OC Transpo trying to keep defence employees on board

OC Transpo is gearing up to keep as many National Defence employees as possible as the great Nortel campus migration finally begins.

Beginning in September, about 3,400 National Defence employees will begin their move from offices across the region to the campus at 3500 Carling Avenue. The rest of the 8,500 employees will have arrived by 2019.

For Ottawa’s transit planners, this poses a challenge. Many defence employees currently live in Orleans, according to OC Transpo’s systems planning manager Pat Scrimgeour. Consolidating them in the west end likely means more transit headaches.

"We all recognize it’s a longer trip for many people and some people may choose to get there other ways," Mr. Scrimgeour said.

To combat a potential transit exodus, OC Transpo staff have been "feeding information" to National Defence about planned transit tweaks so employees can plan ahead for their new commute.

That includes permanently extending Route 103, which starts in Orleans, directly to a new bus stop on campus come September. Peak hour, peak direction route 101 trips from St-Laurent station will also be extended.
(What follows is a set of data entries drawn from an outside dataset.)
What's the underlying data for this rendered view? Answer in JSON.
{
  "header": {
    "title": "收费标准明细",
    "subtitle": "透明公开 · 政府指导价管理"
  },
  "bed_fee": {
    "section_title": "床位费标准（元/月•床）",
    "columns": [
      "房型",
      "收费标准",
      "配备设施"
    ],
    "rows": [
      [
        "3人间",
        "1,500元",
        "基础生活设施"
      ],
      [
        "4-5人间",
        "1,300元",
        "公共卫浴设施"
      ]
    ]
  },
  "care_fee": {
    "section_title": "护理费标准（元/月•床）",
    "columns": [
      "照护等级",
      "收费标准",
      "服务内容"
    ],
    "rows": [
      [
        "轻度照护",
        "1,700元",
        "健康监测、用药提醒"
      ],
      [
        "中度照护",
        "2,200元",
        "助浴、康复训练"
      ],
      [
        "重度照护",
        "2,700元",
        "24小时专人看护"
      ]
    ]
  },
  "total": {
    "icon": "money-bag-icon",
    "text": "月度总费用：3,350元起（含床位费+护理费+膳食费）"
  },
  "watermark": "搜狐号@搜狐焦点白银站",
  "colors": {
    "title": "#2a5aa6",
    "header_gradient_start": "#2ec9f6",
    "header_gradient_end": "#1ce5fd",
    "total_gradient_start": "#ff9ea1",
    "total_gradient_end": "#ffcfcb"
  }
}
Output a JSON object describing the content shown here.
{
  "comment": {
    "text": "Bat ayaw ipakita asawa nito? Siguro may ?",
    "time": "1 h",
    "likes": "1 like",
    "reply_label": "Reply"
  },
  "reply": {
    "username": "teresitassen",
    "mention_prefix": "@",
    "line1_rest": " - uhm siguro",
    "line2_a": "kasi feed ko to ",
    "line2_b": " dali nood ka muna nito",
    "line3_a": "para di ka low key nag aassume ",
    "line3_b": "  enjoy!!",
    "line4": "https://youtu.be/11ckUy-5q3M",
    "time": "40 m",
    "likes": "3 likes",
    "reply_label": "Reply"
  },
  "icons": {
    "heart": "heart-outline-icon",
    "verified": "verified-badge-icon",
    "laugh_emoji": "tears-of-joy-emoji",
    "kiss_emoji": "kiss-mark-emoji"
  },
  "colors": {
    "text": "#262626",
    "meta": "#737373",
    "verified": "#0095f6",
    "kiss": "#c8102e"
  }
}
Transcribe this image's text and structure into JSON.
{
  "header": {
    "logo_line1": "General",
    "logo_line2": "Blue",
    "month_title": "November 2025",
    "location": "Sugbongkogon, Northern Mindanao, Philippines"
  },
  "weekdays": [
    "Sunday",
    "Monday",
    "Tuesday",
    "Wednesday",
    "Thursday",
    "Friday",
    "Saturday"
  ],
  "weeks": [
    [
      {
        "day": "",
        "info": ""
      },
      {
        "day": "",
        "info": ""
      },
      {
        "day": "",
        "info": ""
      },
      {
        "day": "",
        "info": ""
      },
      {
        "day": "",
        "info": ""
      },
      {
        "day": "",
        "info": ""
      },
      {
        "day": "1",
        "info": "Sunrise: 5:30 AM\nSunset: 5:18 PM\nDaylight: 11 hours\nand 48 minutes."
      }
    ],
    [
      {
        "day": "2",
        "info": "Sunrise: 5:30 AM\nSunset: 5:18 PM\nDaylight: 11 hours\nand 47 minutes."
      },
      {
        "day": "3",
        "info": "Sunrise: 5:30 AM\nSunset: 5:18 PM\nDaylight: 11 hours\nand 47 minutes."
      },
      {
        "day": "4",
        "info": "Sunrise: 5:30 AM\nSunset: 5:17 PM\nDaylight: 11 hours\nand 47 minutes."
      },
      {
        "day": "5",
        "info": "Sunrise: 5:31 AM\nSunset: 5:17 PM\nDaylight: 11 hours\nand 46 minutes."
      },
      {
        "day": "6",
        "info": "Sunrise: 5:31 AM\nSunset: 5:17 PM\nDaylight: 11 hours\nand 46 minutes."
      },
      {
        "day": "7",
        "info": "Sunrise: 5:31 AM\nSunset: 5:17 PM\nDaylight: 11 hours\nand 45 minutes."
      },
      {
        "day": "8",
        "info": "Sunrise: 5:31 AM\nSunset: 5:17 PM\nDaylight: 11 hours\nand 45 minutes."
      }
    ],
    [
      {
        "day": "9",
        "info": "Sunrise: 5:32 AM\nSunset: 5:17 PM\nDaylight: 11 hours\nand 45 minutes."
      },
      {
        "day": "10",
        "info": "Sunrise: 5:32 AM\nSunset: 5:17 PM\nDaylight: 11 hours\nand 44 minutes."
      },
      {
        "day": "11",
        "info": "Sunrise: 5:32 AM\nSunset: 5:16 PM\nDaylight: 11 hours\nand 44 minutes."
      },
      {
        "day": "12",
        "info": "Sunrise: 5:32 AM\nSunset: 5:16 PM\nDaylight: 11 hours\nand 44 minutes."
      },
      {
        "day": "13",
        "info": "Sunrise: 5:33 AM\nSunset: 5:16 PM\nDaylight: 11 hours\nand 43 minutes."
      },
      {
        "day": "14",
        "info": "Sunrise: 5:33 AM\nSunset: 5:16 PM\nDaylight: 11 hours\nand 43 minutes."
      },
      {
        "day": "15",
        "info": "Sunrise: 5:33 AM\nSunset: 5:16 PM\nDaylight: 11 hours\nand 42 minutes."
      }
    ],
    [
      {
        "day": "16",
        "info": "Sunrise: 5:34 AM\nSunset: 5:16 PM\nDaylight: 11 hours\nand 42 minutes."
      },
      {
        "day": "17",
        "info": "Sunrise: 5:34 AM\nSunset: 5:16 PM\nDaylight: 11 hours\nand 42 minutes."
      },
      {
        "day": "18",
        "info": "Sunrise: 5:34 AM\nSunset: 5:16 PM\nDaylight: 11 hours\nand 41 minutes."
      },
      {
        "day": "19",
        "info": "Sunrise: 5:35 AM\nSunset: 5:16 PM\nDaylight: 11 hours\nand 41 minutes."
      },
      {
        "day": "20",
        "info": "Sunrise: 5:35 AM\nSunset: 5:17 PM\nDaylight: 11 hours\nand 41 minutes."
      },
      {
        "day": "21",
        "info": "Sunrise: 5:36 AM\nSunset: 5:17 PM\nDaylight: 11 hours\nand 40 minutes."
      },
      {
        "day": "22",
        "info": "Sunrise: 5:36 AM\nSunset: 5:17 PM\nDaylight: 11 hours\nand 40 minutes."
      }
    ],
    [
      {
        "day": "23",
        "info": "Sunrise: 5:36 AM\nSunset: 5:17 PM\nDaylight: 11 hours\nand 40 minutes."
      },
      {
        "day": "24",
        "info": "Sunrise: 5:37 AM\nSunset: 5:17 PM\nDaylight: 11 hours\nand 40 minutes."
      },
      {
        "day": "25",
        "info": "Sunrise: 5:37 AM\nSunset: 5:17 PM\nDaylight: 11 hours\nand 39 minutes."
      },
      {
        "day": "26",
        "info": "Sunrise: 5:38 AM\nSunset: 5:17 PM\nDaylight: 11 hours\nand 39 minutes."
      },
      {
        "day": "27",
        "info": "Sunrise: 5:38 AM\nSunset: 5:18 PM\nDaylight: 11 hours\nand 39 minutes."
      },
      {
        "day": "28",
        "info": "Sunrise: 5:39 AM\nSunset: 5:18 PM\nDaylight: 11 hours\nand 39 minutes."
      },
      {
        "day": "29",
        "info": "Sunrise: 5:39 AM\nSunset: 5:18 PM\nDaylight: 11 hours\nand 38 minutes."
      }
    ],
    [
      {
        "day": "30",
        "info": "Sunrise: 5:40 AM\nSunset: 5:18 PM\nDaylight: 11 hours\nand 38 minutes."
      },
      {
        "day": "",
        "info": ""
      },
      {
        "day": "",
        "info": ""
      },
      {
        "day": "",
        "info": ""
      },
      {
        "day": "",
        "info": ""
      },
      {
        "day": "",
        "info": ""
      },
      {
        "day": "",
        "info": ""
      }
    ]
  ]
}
And route 182, which currently leaves from Lincoln Fields and heads west through Nepean and Kanata, will start at Tunney’s Pasture instead to make connections easier this fall.

Defence spokesman Daniel Le Bouthillier said his department is working closely with OC Transpo and Gatineau’s STO to "ensure a smooth transition."

Staff are also developing a transportation demand management plan that "will emphasize the use of public transit," he added.

Mr. Scrimgeour said OC Transpo’s doing everything it can to ease the pain for customers, and will continue to tweak routes as demand patterns change.

"I hope they’ll stay," he said.

Hub with a history

The shift to Nortel’s former headquarters in Nepean has been in the works since 2010.

The federal government purchased the Carling Avenue campus for $208 million a year after the telecommunications company filed for bankruptcy, and expected to start relocating some 8,500 National Defence employees to their new digs by the end of 2015.

But that was delayed by nine months when Public Works employees discovered major structural damage at some of the buildings in late 2014.

The government said at the time it would have to replace the buildings’ massive glass panels, which had become unsealed. That was on top of the $506 million in renovations already budgeted to get the campus ready for sensitive National Defence operations.

At its height, the campus was home to more than 10,000 Nortel employees in 11 buildings, complete with a man-made lake and an in-house softball league.

It’s by no means empty today, but it’s going to get a whole lot cosier once the federal employees begin to move in this September.

According to Public Works, about 3,400 people will start to move this fall, and everyone should have settled there by 2019.

The move will reduce National Defence’s office locations in the capital region from more than 40 to about 10, saving up to $910 million over 25 years, the department said.

Several major offices in Gatineau and Ottawa will remain open, including the massive building on Colonel By Drive downtown and the Louis St. Laurent building near Lac Leamy. 

This article originally appeared on metronews.ca on July 6.